Though the two often get lumped together, mentorship and sponsorship are very different in how they affect people’s careers. A mentor is someone who guides and motivates, whereas a sponsor is someone who uses their power to advocate for someone in the workplace and influences their career path. Sheffer explained that while both roles are important, historically, men get sponsors and women get mentors. One way she suggested to change that narrative is for women to sponsor other women, but also for women leaders to encourage men in leadership to do the same.
Sheffer shared that she had two sponsors in her life – both men – who changed her career. “They were willing and had confidence enough in me to attach themselves to me,” she said. “They advocated for me [and] spoke on my behalf. They changed my career, and they had the power to do that.”
Sheffer went on to explain that mentorship is more about skill building, and while that’s important to have in your career, it doesn’t change career trajectory like sponsorship can.
Abramo added that the biggest difference she sees between mentorship and sponsorship is that sponsors are usually giving up some of their own “political capital” to sponsor an employee or co-worker.

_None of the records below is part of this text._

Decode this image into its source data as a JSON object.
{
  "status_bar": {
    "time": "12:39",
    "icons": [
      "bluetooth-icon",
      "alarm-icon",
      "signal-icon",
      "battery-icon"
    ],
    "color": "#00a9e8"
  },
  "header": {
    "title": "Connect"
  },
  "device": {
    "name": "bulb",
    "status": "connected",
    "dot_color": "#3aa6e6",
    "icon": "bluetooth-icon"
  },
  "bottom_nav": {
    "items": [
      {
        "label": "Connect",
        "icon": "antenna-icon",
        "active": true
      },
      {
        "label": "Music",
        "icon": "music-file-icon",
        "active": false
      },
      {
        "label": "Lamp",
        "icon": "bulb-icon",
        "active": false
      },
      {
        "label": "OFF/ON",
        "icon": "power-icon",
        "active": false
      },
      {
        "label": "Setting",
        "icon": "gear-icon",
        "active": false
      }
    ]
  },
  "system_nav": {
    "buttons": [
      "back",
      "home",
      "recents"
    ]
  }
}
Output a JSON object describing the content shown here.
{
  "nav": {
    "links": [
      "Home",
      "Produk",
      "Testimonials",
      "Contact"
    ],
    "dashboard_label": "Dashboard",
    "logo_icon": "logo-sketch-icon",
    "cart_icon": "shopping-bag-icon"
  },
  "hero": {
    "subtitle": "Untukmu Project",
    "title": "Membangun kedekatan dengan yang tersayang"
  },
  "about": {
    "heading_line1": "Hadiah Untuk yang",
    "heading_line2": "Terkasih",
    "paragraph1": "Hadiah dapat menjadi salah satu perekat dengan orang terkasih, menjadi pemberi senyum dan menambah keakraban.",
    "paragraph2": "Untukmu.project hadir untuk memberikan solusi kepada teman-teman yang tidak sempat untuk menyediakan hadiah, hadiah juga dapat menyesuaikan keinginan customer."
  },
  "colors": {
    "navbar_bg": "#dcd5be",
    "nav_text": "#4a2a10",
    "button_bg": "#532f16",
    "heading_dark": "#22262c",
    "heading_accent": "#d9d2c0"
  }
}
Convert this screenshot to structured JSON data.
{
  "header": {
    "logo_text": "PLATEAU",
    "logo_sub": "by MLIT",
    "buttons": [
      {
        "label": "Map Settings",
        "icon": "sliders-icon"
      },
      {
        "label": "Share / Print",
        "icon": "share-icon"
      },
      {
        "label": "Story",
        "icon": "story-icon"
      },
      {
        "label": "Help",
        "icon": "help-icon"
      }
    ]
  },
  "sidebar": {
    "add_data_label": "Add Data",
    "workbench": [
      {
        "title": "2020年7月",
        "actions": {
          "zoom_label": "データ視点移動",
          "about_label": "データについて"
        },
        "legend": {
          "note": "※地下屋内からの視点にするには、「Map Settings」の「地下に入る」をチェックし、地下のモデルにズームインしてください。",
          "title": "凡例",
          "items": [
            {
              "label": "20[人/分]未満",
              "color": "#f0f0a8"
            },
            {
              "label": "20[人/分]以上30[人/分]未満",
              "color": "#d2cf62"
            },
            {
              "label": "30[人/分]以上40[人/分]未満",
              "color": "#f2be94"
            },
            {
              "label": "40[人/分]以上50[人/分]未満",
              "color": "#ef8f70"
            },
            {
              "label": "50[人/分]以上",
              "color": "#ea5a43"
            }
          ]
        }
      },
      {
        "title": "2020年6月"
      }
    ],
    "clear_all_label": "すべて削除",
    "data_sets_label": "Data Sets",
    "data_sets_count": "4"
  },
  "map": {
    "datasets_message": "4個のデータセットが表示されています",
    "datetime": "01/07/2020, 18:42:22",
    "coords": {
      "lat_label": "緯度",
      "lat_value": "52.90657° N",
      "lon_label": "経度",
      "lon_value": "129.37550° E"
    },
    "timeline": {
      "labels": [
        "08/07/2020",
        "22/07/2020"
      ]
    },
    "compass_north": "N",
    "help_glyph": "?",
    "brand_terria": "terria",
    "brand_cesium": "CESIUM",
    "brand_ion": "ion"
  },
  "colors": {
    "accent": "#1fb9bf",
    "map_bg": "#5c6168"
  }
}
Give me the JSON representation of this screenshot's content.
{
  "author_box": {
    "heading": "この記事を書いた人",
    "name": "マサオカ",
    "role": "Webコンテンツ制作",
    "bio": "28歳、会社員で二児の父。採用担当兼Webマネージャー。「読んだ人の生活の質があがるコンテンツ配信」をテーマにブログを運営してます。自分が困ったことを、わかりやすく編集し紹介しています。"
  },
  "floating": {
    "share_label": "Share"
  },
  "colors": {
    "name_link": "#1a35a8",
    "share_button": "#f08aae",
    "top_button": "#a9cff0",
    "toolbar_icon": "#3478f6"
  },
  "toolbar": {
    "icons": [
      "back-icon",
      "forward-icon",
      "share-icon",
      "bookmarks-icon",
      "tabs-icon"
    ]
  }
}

“They’re going in front of their peers and saying ‘I believe in this person,’ so it’s a risk for them and they’re standing behind you,” said Abramo. She added that despite most of Cartier’s clients and team members globally being women, the company didn’t prioritize advancing women into more senior leadership roles until recently. Currently, 55 percent of Cartier’s country managers are women. While this evolution at Cartier has taken time, sponsorship is playing a big role in making it happen.
Schuyler pointed out that most women on the stage (herself included) had at least one male sponsor in their career, if not more, and that we can’t underestimate how vital men are to the journey around diversity and inclusion.
Lastly, Outler encouraged women to speak up and ask for exactly what they want. “If no one knows what you want, mentorship and sponsorship is really difficult without [direction],” she said. “We have to challenge everyone in front of us who could be a potential mentor or sponsor to really help us.”